WORK TASK –
The answer must be every line of the records below that holds the word "icon".

MATERIAL FOR THIS TASK START

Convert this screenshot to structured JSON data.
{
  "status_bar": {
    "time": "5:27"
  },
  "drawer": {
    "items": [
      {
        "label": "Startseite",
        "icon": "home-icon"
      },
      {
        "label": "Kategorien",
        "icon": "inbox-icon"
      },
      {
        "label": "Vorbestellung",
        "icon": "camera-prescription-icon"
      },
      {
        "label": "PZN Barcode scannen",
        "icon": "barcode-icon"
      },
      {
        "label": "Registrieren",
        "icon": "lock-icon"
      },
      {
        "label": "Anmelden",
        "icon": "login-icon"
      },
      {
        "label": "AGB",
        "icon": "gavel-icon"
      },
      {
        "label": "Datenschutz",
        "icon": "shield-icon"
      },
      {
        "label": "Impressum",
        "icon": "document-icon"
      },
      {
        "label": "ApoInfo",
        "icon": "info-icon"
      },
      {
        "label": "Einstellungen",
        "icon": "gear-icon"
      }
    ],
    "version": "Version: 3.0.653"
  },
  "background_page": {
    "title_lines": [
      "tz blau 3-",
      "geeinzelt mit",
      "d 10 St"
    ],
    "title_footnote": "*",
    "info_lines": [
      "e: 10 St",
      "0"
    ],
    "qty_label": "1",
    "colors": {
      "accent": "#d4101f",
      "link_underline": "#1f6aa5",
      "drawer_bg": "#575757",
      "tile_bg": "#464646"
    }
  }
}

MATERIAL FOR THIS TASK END

SOLUTION –
        "icon": "home-icon"
        "icon": "inbox-icon"
        "icon": "camera-prescription-icon"
        "icon": "barcode-icon"
        "icon": "lock-icon"
        "icon": "login-icon"
        "icon": "gavel-icon"
        "icon": "shield-icon"
        "icon": "document-icon"
        "icon": "info-icon"
        "icon": "gear-icon"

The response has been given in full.